* **REQUIRED ACTION**:
Filter the data for lines with the word "this" and copy those lines.

Interface dataset entries
▼

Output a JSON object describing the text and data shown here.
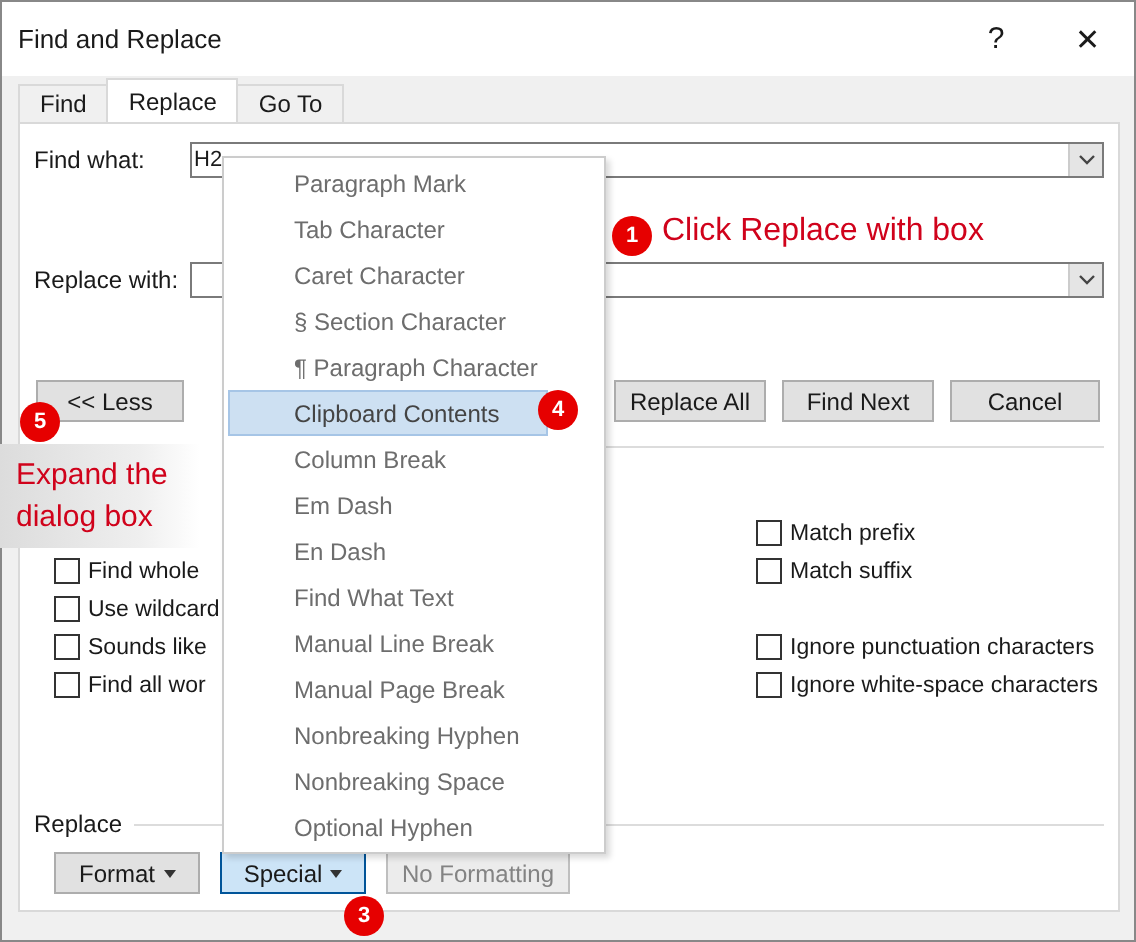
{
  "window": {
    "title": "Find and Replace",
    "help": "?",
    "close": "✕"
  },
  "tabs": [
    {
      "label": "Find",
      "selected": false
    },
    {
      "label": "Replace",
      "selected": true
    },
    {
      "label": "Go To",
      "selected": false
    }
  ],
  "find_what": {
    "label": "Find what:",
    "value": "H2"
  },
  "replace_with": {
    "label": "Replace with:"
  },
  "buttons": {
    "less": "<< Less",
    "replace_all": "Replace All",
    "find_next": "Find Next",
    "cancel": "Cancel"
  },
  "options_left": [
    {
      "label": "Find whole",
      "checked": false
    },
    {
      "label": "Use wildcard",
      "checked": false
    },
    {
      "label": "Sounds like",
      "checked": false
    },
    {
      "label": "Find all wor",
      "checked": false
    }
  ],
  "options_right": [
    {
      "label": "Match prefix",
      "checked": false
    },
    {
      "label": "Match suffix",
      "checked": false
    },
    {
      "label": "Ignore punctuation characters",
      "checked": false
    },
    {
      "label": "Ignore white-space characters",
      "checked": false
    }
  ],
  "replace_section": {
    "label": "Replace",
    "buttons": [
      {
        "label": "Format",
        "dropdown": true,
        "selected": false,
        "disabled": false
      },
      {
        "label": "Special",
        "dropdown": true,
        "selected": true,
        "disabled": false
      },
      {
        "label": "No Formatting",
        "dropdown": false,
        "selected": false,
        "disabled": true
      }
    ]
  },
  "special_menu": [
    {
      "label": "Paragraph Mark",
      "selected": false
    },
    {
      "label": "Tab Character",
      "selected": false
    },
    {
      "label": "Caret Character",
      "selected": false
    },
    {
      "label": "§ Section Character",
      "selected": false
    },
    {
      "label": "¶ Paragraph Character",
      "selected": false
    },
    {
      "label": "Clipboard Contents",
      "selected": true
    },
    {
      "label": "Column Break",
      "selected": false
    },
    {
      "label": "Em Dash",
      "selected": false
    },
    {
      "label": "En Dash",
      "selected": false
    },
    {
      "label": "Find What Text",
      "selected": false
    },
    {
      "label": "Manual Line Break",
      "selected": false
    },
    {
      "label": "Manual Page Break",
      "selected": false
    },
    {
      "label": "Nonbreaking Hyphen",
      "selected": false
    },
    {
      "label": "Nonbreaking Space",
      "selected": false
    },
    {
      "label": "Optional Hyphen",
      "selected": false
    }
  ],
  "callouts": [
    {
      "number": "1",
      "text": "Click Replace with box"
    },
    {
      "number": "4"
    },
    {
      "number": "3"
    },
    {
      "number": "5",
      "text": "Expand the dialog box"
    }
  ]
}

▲
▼

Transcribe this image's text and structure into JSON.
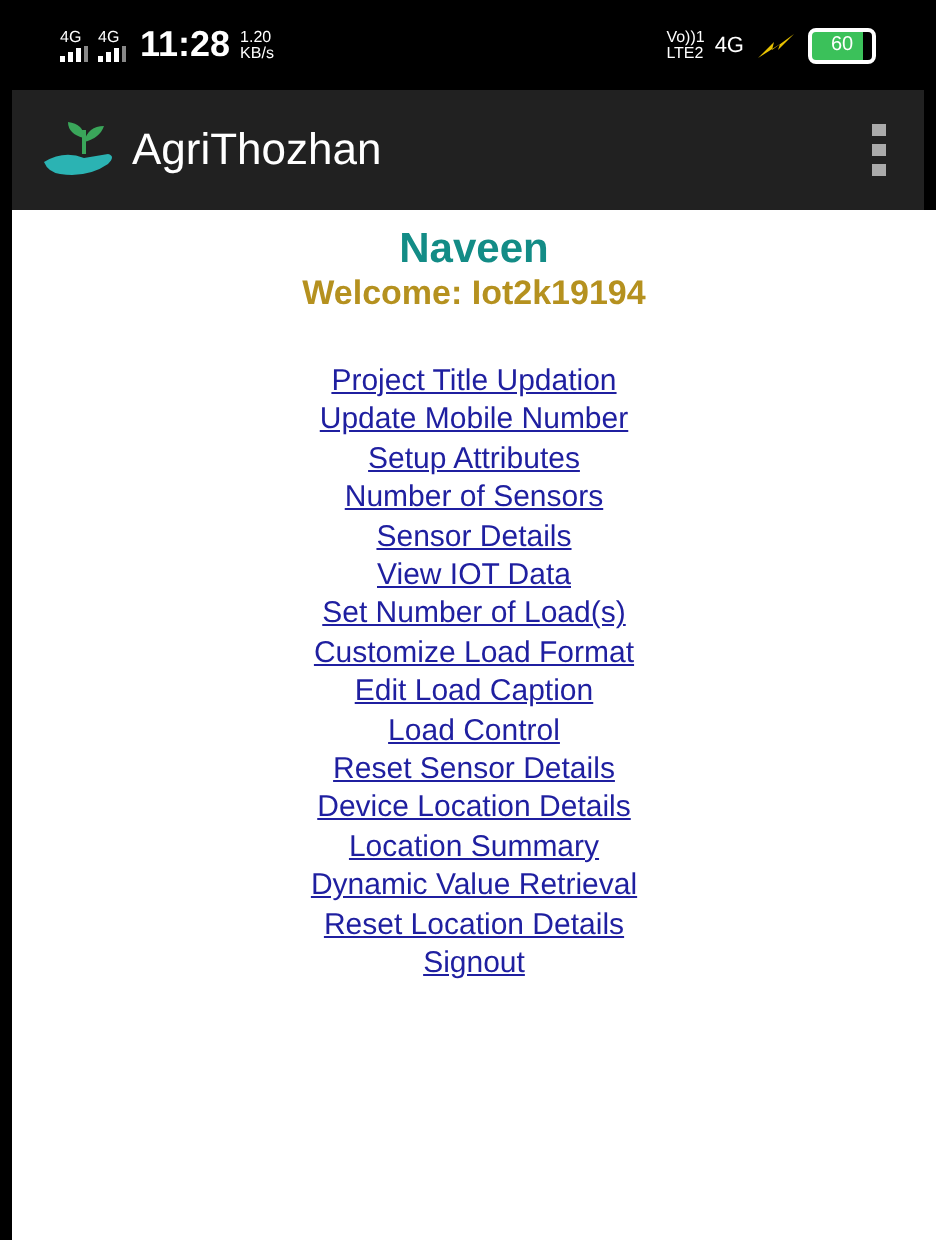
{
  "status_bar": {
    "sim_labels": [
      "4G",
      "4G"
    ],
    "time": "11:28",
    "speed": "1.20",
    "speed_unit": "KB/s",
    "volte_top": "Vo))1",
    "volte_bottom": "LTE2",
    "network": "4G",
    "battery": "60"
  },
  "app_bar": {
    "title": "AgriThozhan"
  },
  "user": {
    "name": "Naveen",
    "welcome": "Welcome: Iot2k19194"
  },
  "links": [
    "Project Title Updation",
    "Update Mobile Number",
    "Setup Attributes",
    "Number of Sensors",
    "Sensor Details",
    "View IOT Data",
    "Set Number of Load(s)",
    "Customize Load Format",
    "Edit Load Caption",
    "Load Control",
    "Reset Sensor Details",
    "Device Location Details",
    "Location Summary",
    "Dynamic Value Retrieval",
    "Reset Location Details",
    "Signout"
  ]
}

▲
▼

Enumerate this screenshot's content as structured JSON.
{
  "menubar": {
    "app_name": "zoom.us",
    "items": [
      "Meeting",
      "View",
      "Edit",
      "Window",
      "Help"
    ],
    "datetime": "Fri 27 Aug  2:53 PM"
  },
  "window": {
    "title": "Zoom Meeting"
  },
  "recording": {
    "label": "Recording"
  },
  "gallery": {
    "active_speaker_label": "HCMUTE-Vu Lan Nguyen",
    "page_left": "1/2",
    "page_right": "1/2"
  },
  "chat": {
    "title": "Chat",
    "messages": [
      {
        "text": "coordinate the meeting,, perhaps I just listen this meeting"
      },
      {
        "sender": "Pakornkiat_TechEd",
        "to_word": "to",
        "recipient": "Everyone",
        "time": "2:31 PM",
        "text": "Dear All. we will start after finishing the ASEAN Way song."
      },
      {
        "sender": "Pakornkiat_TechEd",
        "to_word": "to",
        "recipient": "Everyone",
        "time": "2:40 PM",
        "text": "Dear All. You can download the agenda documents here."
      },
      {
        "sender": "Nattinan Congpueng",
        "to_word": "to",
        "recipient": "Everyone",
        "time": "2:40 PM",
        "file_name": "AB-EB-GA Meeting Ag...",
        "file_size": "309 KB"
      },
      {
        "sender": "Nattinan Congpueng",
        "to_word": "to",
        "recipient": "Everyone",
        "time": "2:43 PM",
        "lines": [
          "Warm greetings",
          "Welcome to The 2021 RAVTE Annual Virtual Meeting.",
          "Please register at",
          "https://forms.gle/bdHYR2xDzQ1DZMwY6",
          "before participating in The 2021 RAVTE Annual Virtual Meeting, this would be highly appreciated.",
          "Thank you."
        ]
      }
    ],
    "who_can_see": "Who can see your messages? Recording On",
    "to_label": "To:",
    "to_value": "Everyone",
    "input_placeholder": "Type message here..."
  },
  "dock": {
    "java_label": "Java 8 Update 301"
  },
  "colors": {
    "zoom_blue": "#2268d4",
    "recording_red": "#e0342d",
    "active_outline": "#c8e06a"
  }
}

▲

* **RESULT**:
Transcribe this image's text and structure into JSON.
Enumerate this screenshot's content as structured JSON.
        "text": "coordinate the meeting,, perhaps I just listen this meeting"
          "before participating in The 2021 RAVTE Annual Virtual Meeting, this would be highly appreciated.",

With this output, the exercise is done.